By 1960, the Oktoberfest had turned into an enormous world-famous festival. After this foreigners began to picture Germans as wearing the Sennerhut, Lederhosen, and the girls in Dirndl. Horse races ended in 1960.
There are many problems every year with young people, who overestimate their ability to handle large amounts of alcohol. Many pass out due to drunkenness. These especially drunk patrons are often called "Bierleichen" (German for "beer corpses"). They are brought by staff to a medical tent where drunks as well as sick people are treated.
In 2001, the event closed down at 11:00 PM due to fears of the recent terrorist attacks on the United States.
To keep the Oktoberfest, and especially the beer tents, friendly for older people and families, the concept of the "quiet Oktoberfest" was developed in 2005. Until 6:00 PM, the tents only play quiet music, for example traditional wind music. Only after that will Schlager and pop music be played, which has led to more violence in earlier years. The music played in the afternoon is limited to 85 decibels.
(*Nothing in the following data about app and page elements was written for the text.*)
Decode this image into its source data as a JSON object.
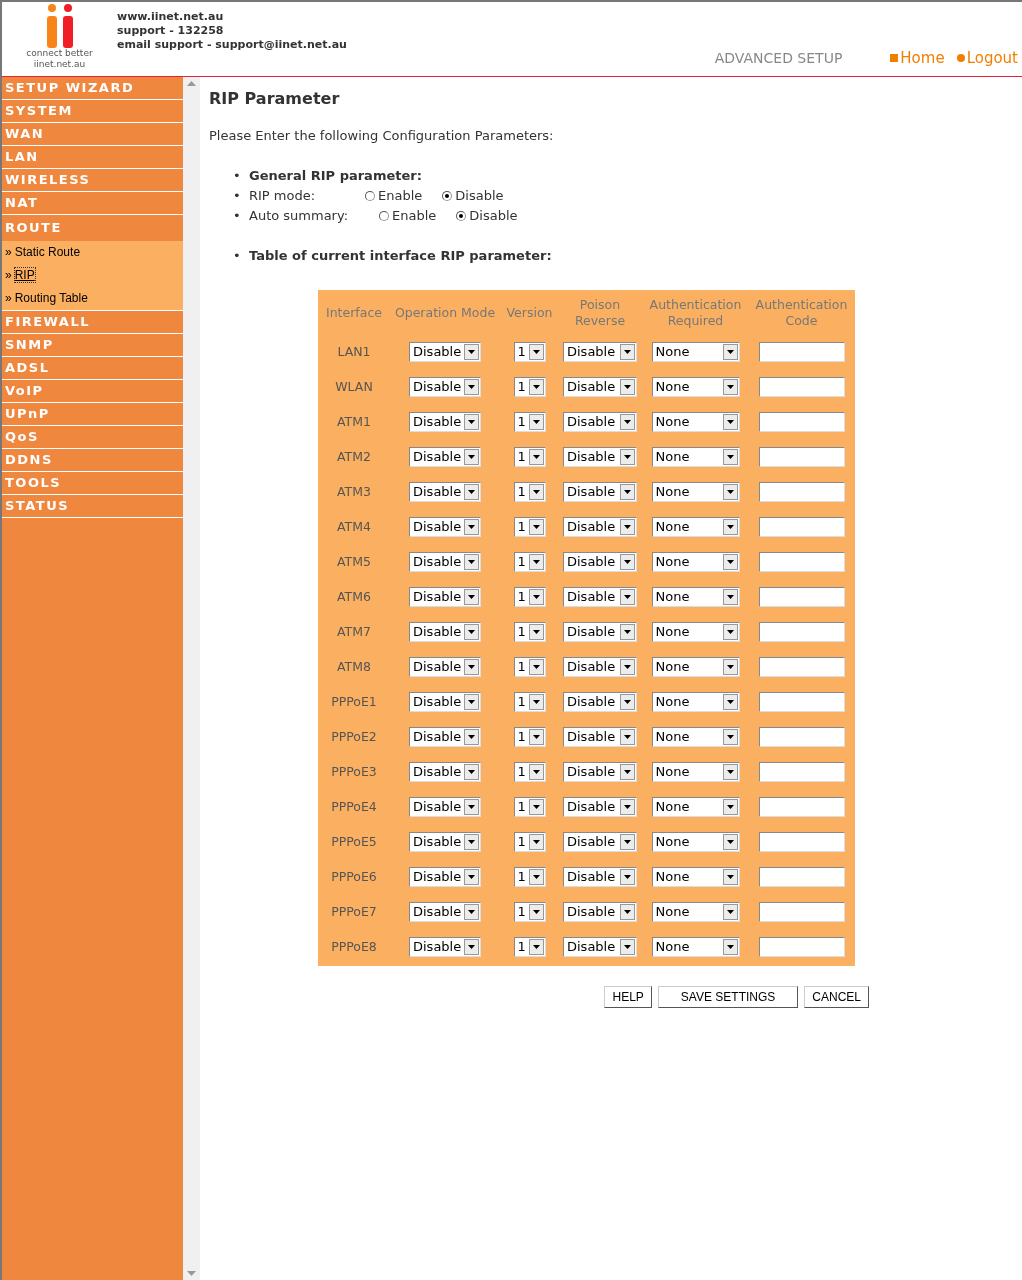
{
  "header": {
    "logo_caption": "connect better",
    "logo_domain": "iinet.net.au",
    "contact_lines": [
      "www.iinet.net.au",
      "support - 132258",
      "email support - support@iinet.net.au"
    ],
    "section_title": "ADVANCED SETUP",
    "links": [
      {
        "label": "Home"
      },
      {
        "label": "Logout"
      }
    ]
  },
  "sidebar": {
    "items": [
      {
        "label": "SETUP WIZARD",
        "selected": false
      },
      {
        "label": "SYSTEM",
        "selected": false
      },
      {
        "label": "WAN",
        "selected": false
      },
      {
        "label": "LAN",
        "selected": false
      },
      {
        "label": "WIRELESS",
        "selected": false
      },
      {
        "label": "NAT",
        "selected": false
      },
      {
        "label": "ROUTE",
        "selected": true,
        "children": [
          {
            "prefix": "»",
            "label": "Static Route",
            "selected": false
          },
          {
            "prefix": "»",
            "label": "RIP",
            "selected": true
          },
          {
            "prefix": "»",
            "label": "Routing Table",
            "selected": false
          }
        ]
      },
      {
        "label": "FIREWALL",
        "selected": false
      },
      {
        "label": "SNMP",
        "selected": false
      },
      {
        "label": "ADSL",
        "selected": false
      },
      {
        "label": "VoIP",
        "selected": false
      },
      {
        "label": "UPnP",
        "selected": false
      },
      {
        "label": "QoS",
        "selected": false
      },
      {
        "label": "DDNS",
        "selected": false
      },
      {
        "label": "TOOLS",
        "selected": false
      },
      {
        "label": "STATUS",
        "selected": false
      }
    ]
  },
  "page": {
    "title": "RIP Parameter",
    "intro": "Please Enter the following Configuration Parameters:",
    "general_heading": {
      "bullet": "•",
      "label": "General RIP parameter:"
    },
    "settings": [
      {
        "bullet": "•",
        "label": "RIP mode:",
        "options": [
          {
            "label": "Enable",
            "selected": false
          },
          {
            "label": "Disable",
            "selected": true
          }
        ]
      },
      {
        "bullet": "•",
        "label": "Auto summary:",
        "options": [
          {
            "label": "Enable",
            "selected": false
          },
          {
            "label": "Disable",
            "selected": true
          }
        ]
      }
    ],
    "table_heading": {
      "bullet": "•",
      "label": "Table of current interface RIP parameter:"
    }
  },
  "table": {
    "columns": [
      "Interface",
      "Operation Mode",
      "Version",
      "Poison Reverse",
      "Authentication Required",
      "Authentication Code"
    ],
    "rows": [
      {
        "interface": "LAN1",
        "mode": "Disable",
        "version": "1",
        "poison": "Disable",
        "auth": "None"
      },
      {
        "interface": "WLAN",
        "mode": "Disable",
        "version": "1",
        "poison": "Disable",
        "auth": "None"
      },
      {
        "interface": "ATM1",
        "mode": "Disable",
        "version": "1",
        "poison": "Disable",
        "auth": "None"
      },
      {
        "interface": "ATM2",
        "mode": "Disable",
        "version": "1",
        "poison": "Disable",
        "auth": "None"
      },
      {
        "interface": "ATM3",
        "mode": "Disable",
        "version": "1",
        "poison": "Disable",
        "auth": "None"
      },
      {
        "interface": "ATM4",
        "mode": "Disable",
        "version": "1",
        "poison": "Disable",
        "auth": "None"
      },
      {
        "interface": "ATM5",
        "mode": "Disable",
        "version": "1",
        "poison": "Disable",
        "auth": "None"
      },
      {
        "interface": "ATM6",
        "mode": "Disable",
        "version": "1",
        "poison": "Disable",
        "auth": "None"
      },
      {
        "interface": "ATM7",
        "mode": "Disable",
        "version": "1",
        "poison": "Disable",
        "auth": "None"
      },
      {
        "interface": "ATM8",
        "mode": "Disable",
        "version": "1",
        "poison": "Disable",
        "auth": "None"
      },
      {
        "interface": "PPPoE1",
        "mode": "Disable",
        "version": "1",
        "poison": "Disable",
        "auth": "None"
      },
      {
        "interface": "PPPoE2",
        "mode": "Disable",
        "version": "1",
        "poison": "Disable",
        "auth": "None"
      },
      {
        "interface": "PPPoE3",
        "mode": "Disable",
        "version": "1",
        "poison": "Disable",
        "auth": "None"
      },
      {
        "interface": "PPPoE4",
        "mode": "Disable",
        "version": "1",
        "poison": "Disable",
        "auth": "None"
      },
      {
        "interface": "PPPoE5",
        "mode": "Disable",
        "version": "1",
        "poison": "Disable",
        "auth": "None"
      },
      {
        "interface": "PPPoE6",
        "mode": "Disable",
        "version": "1",
        "poison": "Disable",
        "auth": "None"
      },
      {
        "interface": "PPPoE7",
        "mode": "Disable",
        "version": "1",
        "poison": "Disable",
        "auth": "None"
      },
      {
        "interface": "PPPoE8",
        "mode": "Disable",
        "version": "1",
        "poison": "Disable",
        "auth": "None"
      }
    ]
  },
  "buttons": [
    "HELP",
    "SAVE SETTINGS",
    "CANCEL"
  ]
}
With these measures, the organizers of the Oktoberfest hope to curb the over-the-top party mentality and preserve the traditional beer tent atmosphere.
Since 2005 the last traveling Enterprise ride of Germany - called Mondlift - is back on the Oktoberfest.
Starting in 2008, a new Bavarian law banning smoking in all enclosed spaces that are open to the public will be in place at the Oktoberfest. This will mean a complete smoking ban inside the tents. However, after heavy losses in the 2008 local elections, the state's ruling party wants to grant special exemptions to beer tents and small pubs.
Price of a Maß of Beer
One of the biggest talking points among citizens of Munich in the lead-up to the Oktoberfest each year is how much a liter of beer will cost. In 2006 the official price range was between €6.95 and €7.50, as opposed to €6.65 and €7.10 the year before. In the past, price hikes have been a contentious issue.
In 2007, the price of a Maß was between €7.30 and €7.90. In 2008, the price will range between €8.00 and €8.30. And no, unfortunately you don't get to keep the glass.
Oktoberfest beer mugs (1-liter-Steins, Maßkrug in German) are made from heavy glass and typically have a decorative brewery logo on the side, thus making them very popular souvenirs among visitors. Although it is strictly forbidden to steal the mugs, they can be purchased in the tents at a reasonable price. Buyers are strongly advised to keep the receipts because police are known to search them for stolen mugs even away from the fest area. When police catch someone stealing a mug, the thieves may be fined up to €50. In 2006, 220,000 mugs were retrieved by security forces.
Don't get caught stealing a mug if you're there. If you can't make it to Munich this year, you're in luck. We have Oktoberfest Mugs in stock and ready to ship for your own party! Check out our Oktoberfest beer mugs here. We also offer wholesale pricing for large orders.